Entries provided:
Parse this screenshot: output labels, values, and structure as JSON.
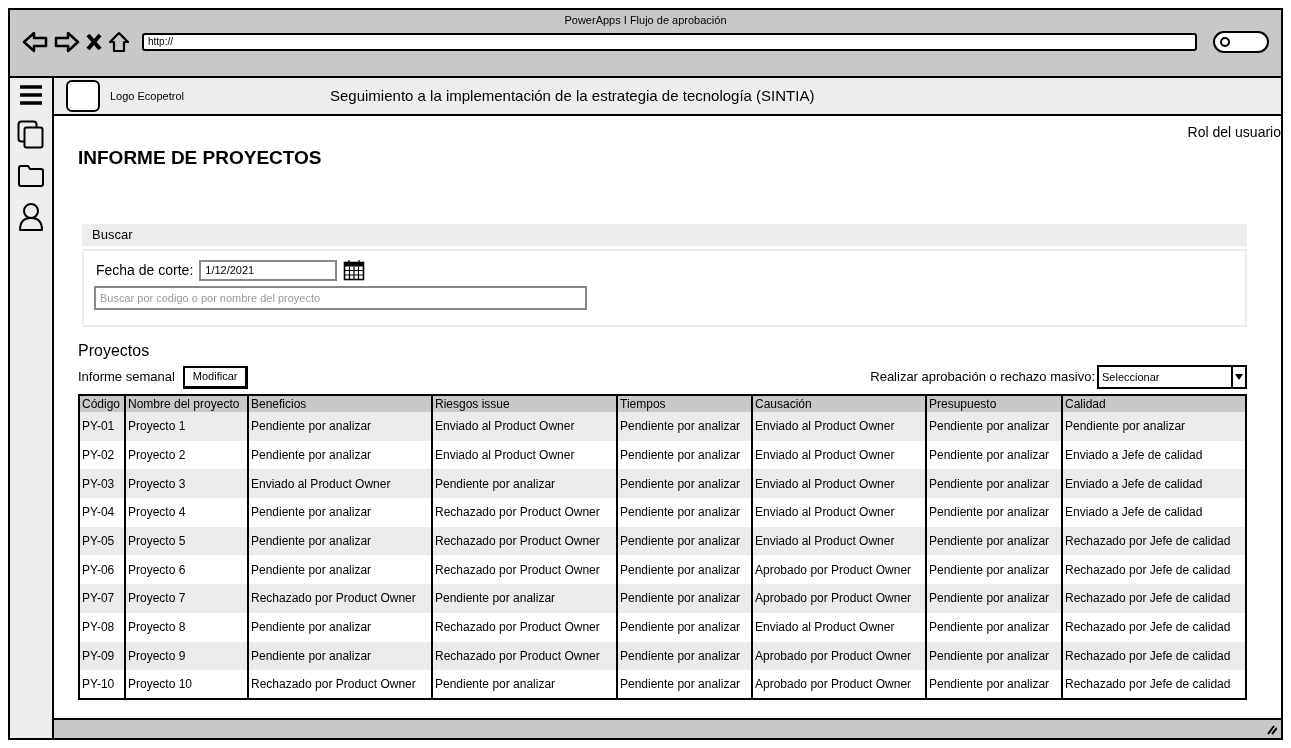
{
  "window": {
    "title": "PowerApps I Flujo de aprobación",
    "url": "http://"
  },
  "header": {
    "logo": "Logo Ecopetrol",
    "title": "Seguimiento a la implementación de la estrategia de tecnología (SINTIA)"
  },
  "user_role": "Rol del usuario",
  "page_title": "INFORME DE PROYECTOS",
  "search": {
    "title": "Buscar",
    "date_label": "Fecha de corte:",
    "date_value": "1/12/2021",
    "placeholder": "Buscar por codigo o por nombre del proyecto"
  },
  "projects": {
    "title": "Proyectos",
    "weekly_label": "Informe semanal",
    "modify_button": "Modificar",
    "bulk_label": "Realizar aprobación o rechazo masivo:",
    "bulk_select": "Seleccionar"
  },
  "table": {
    "columns": [
      "Código",
      "Nombre del proyecto",
      "Beneficios",
      "Riesgos issue",
      "Tiempos",
      "Causación",
      "Presupuesto",
      "Calidad"
    ],
    "rows": [
      [
        "PY-01",
        "Proyecto 1",
        "Pendiente por analizar",
        "Enviado al Product Owner",
        "Pendiente por analizar",
        "Enviado al Product Owner",
        "Pendiente por analizar",
        "Pendiente por analizar"
      ],
      [
        "PY-02",
        "Proyecto 2",
        "Pendiente por analizar",
        "Enviado al Product Owner",
        "Pendiente por analizar",
        "Enviado al Product Owner",
        "Pendiente por analizar",
        "Enviado a Jefe de calidad"
      ],
      [
        "PY-03",
        "Proyecto 3",
        "Enviado al Product Owner",
        "Pendiente por analizar",
        "Pendiente por analizar",
        "Enviado al Product Owner",
        "Pendiente por analizar",
        "Enviado a Jefe de calidad"
      ],
      [
        "PY-04",
        "Proyecto 4",
        "Pendiente por analizar",
        "Rechazado por Product Owner",
        "Pendiente por analizar",
        "Enviado al Product Owner",
        "Pendiente por analizar",
        "Enviado a Jefe de calidad"
      ],
      [
        "PY-05",
        "Proyecto 5",
        "Pendiente por analizar",
        "Rechazado por Product Owner",
        "Pendiente por analizar",
        "Enviado al Product Owner",
        "Pendiente por analizar",
        "Rechazado por Jefe de calidad"
      ],
      [
        "PY-06",
        "Proyecto 6",
        "Pendiente por analizar",
        "Rechazado por Product Owner",
        "Pendiente por analizar",
        "Aprobado por Product Owner",
        "Pendiente por analizar",
        "Rechazado por Jefe de calidad"
      ],
      [
        "PY-07",
        "Proyecto 7",
        "Rechazado por Product Owner",
        "Pendiente por analizar",
        "Pendiente por analizar",
        "Aprobado por Product Owner",
        "Pendiente por analizar",
        "Rechazado por Jefe de calidad"
      ],
      [
        "PY-08",
        "Proyecto 8",
        "Pendiente por analizar",
        "Rechazado por Product Owner",
        "Pendiente por analizar",
        "Enviado al Product Owner",
        "Pendiente por analizar",
        "Rechazado por Jefe de calidad"
      ],
      [
        "PY-09",
        "Proyecto 9",
        "Pendiente por analizar",
        "Rechazado por Product Owner",
        "Pendiente por analizar",
        "Aprobado por Product Owner",
        "Pendiente por analizar",
        "Rechazado por Jefe de calidad"
      ],
      [
        "PY-10",
        "Proyecto 10",
        "Rechazado por Product Owner",
        "Pendiente por analizar",
        "Pendiente por analizar",
        "Aprobado por Product Owner",
        "Pendiente por analizar",
        "Rechazado por Jefe de calidad"
      ]
    ]
  }
}
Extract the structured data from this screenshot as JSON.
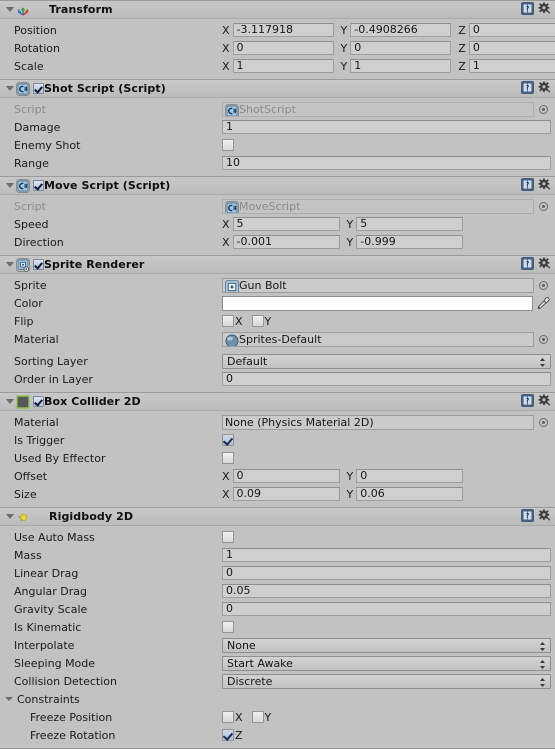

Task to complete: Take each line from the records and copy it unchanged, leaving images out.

The answer:
Parse this screenshot: output labels, values, and structure as JSON.
{
  "window": {
    "title": "PowerApps I Flujo de aprobación",
    "url": "http://"
  },
  "header": {
    "logo": "Logo Ecopetrol",
    "title": "Seguimiento a la implementación de la estrategia de tecnología (SINTIA)"
  },
  "user_role": "Rol del usuario",
  "page_title": "INFORME DE PROYECTOS",
  "search": {
    "title": "Buscar",
    "date_label": "Fecha de corte:",
    "date_value": "1/12/2021",
    "placeholder": "Buscar por codigo o por nombre del proyecto"
  },
  "projects": {
    "title": "Proyectos",
    "weekly_label": "Informe semanal",
    "modify_button": "Modificar",
    "bulk_label": "Realizar aprobación o rechazo masivo:",
    "bulk_select": "Seleccionar"
  },
  "table": {
    "columns": [
      "Código",
      "Nombre del proyecto",
      "Beneficios",
      "Riesgos issue",
      "Tiempos",
      "Causación",
      "Presupuesto",
      "Calidad"
    ],
    "rows": [
      [
        "PY-01",
        "Proyecto 1",
        "Pendiente por analizar",
        "Enviado al Product Owner",
        "Pendiente por analizar",
        "Enviado al Product Owner",
        "Pendiente por analizar",
        "Pendiente por analizar"
      ],
      [
        "PY-02",
        "Proyecto 2",
        "Pendiente por analizar",
        "Enviado al Product Owner",
        "Pendiente por analizar",
        "Enviado al Product Owner",
        "Pendiente por analizar",
        "Enviado a Jefe de calidad"
      ],
      [
        "PY-03",
        "Proyecto 3",
        "Enviado al Product Owner",
        "Pendiente por analizar",
        "Pendiente por analizar",
        "Enviado al Product Owner",
        "Pendiente por analizar",
        "Enviado a Jefe de calidad"
      ],
      [
        "PY-04",
        "Proyecto 4",
        "Pendiente por analizar",
        "Rechazado por Product Owner",
        "Pendiente por analizar",
        "Enviado al Product Owner",
        "Pendiente por analizar",
        "Enviado a Jefe de calidad"
      ],
      [
        "PY-05",
        "Proyecto 5",
        "Pendiente por analizar",
        "Rechazado por Product Owner",
        "Pendiente por analizar",
        "Enviado al Product Owner",
        "Pendiente por analizar",
        "Rechazado por Jefe de calidad"
      ],
      [
        "PY-06",
        "Proyecto 6",
        "Pendiente por analizar",
        "Rechazado por Product Owner",
        "Pendiente por analizar",
        "Aprobado por Product Owner",
        "Pendiente por analizar",
        "Rechazado por Jefe de calidad"
      ],
      [
        "PY-07",
        "Proyecto 7",
        "Rechazado por Product Owner",
        "Pendiente por analizar",
        "Pendiente por analizar",
        "Aprobado por Product Owner",
        "Pendiente por analizar",
        "Rechazado por Jefe de calidad"
      ],
      [
        "PY-08",
        "Proyecto 8",
        "Pendiente por analizar",
        "Rechazado por Product Owner",
        "Pendiente por analizar",
        "Enviado al Product Owner",
        "Pendiente por analizar",
        "Rechazado por Jefe de calidad"
      ],
      [
        "PY-09",
        "Proyecto 9",
        "Pendiente por analizar",
        "Rechazado por Product Owner",
        "Pendiente por analizar",
        "Aprobado por Product Owner",
        "Pendiente por analizar",
        "Rechazado por Jefe de calidad"
      ],
      [
        "PY-10",
        "Proyecto 10",
        "Rechazado por Product Owner",
        "Pendiente por analizar",
        "Pendiente por analizar",
        "Aprobado por Product Owner",
        "Pendiente por analizar",
        "Rechazado por Jefe de calidad"
      ]
    ]
  }
}
Extract the structured data from this screenshot as JSON.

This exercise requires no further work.